Carbon Coop is one of 5 pilot sites around Europe taking part in the Nobel Grid project. Last week, as part of a project meet-up, we visited the Belgian pilot EcoPower, an energy generation and supply cooperative, supplying over 48,500 member-investors with electricity (around 1.5% of all households in Flanders).
Early in the morning we drove out to Eeklo, a town of around twenty thousand people to meet one of the co-op’s founders Jan De Pauw, who showed us around.
Eeklo was the location of the first EcoPower wind turbines and 5 of the 8 turbines in the town belong to the cooperative. This is largely due to the progressive tendering process used by the local council, who alongside seeking an annual site rent of €25k, asked tenderers to demonstrate additional benefits they would bring to the local community. As a cooperative wholly owned by its members EcoPower was able to provide significant evidence of local involvement and participation and was awarded the concession.
EcoPower only sells to its member/investors, but as minimum investment is so low, the coop now supplies over 500 of the 8,000 houses in the immediate area and last year was able to provide power at 20% below average market rate. Amazing what you can do when you don’t have to generate profits for external shareholders!
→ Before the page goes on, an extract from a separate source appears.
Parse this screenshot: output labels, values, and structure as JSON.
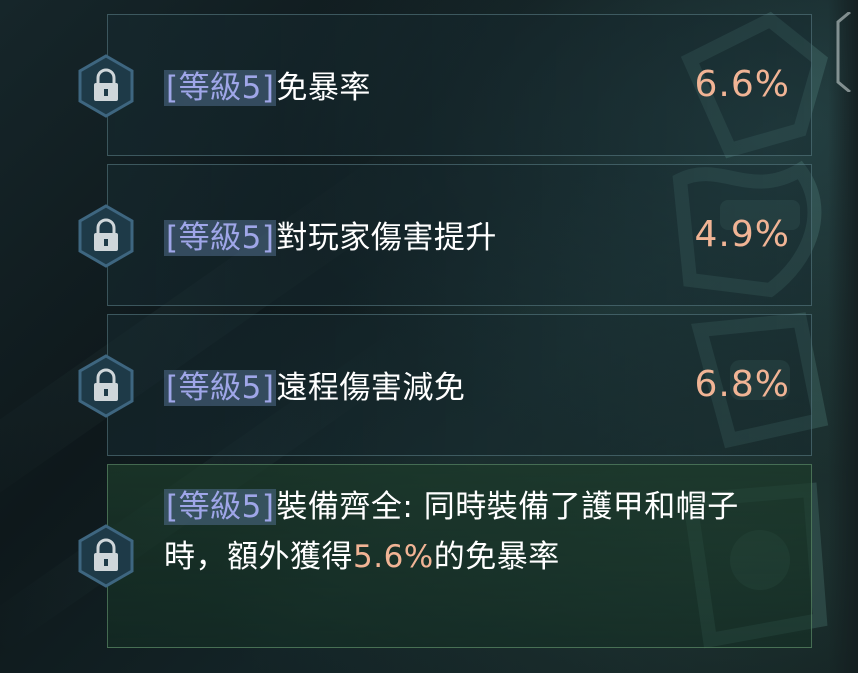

We visited one of the more recent turbines a 2.3MW installation, which uses ‘direct drive’ technology, rather than having a gear box – resulting in the smaller egg-shaped turbine (energy geeks can click on the image below for more details). This means that though the turbines are more expensive to install, they run very quietly and require much less maintenance – Jan says over 20 years the costs are the more or less the same.
When we arrived the turbine was in ‘shadow mode’ – the blades were not turning – this happens for around 20 minutes a day in the 6 months of the year when the shadow of the turbine falls on a local industrial unit. By law turbines can’t cast a moving shadow on people’s homes or work places, as the rapid and intermitant changes in light might do the occupants’ heads in. Very civilised.
Said ‘industrial unit’ is actually a municipal waste incinerator and EcoPower are currently negotiating a process by which they can reclaim some of the waste heat produced by the plant for for energy production.
We had our meetings in the ‘Eeklo centrumstad’, an inspirational business and industrial site with a number of carbon-neutral buildings (the first in Belgium), as well as solar production and a bio-diesel combined heat and power plant (running at 250kW). The bio-diesel plant is only run during the daytime and only in winter, when PV generation is low and the surrounding buildings need heating. As well as generating power the plant also recovers the heat produced in a 120,000ltr insulated water plant, which will form part of a heat-main they are currently installing.
The feedstock comes from local farmers, who were persuaded to replace imported soya animal feed by growing their own rapeseed, the solids from the crop (2/3 by weight) is fed to animals and the remaining oil is burnt in a conventional diesel generator. The only alteration necessary was to add a heating element to the oil store, which heats the oil to a consistent 60 degrees before burning – this deals with the oil being more viscous than fossil-fuel diesel. Jan’s view is that bio-fuels only really work at a smaller scale such as this, where feedstocks can be locally sourced without adversely affecting local food production or the environment. Really reassuring to see such holistic thinking, EcoPower are definitely our kind of people with a brilliant cooperative model.
Everywhere you can see the social elements of the co-op’s work, such as a second-hand goods store on-site providing employment for local people who’ve found problems finding employment elsewhere. There is also a solar shelter in the town where local residents can charge their electric bikes for free!
But before you pack your bags to move to this energy utopia, the future is not all roses. Jan points out that new local renewable production can’t compete with the cheap Icelandic renewable certificates that are being slapped on local nuclear and fossil fuel energy. Basically, as Norway and Iceland have 100% renewable energy, they can ‘grey’ their energy by selling 30% of their renewable energy certificates to Belgian dirty energy producers and still claim to be 70% renewable themselves. The danger is that this will continue to undermine the expansion of local renewable energy generation for the foreseeable future.
So Merci, Dank u wel & tot ziens to EcoPower, we look forward to welcoming you to Manchester next year.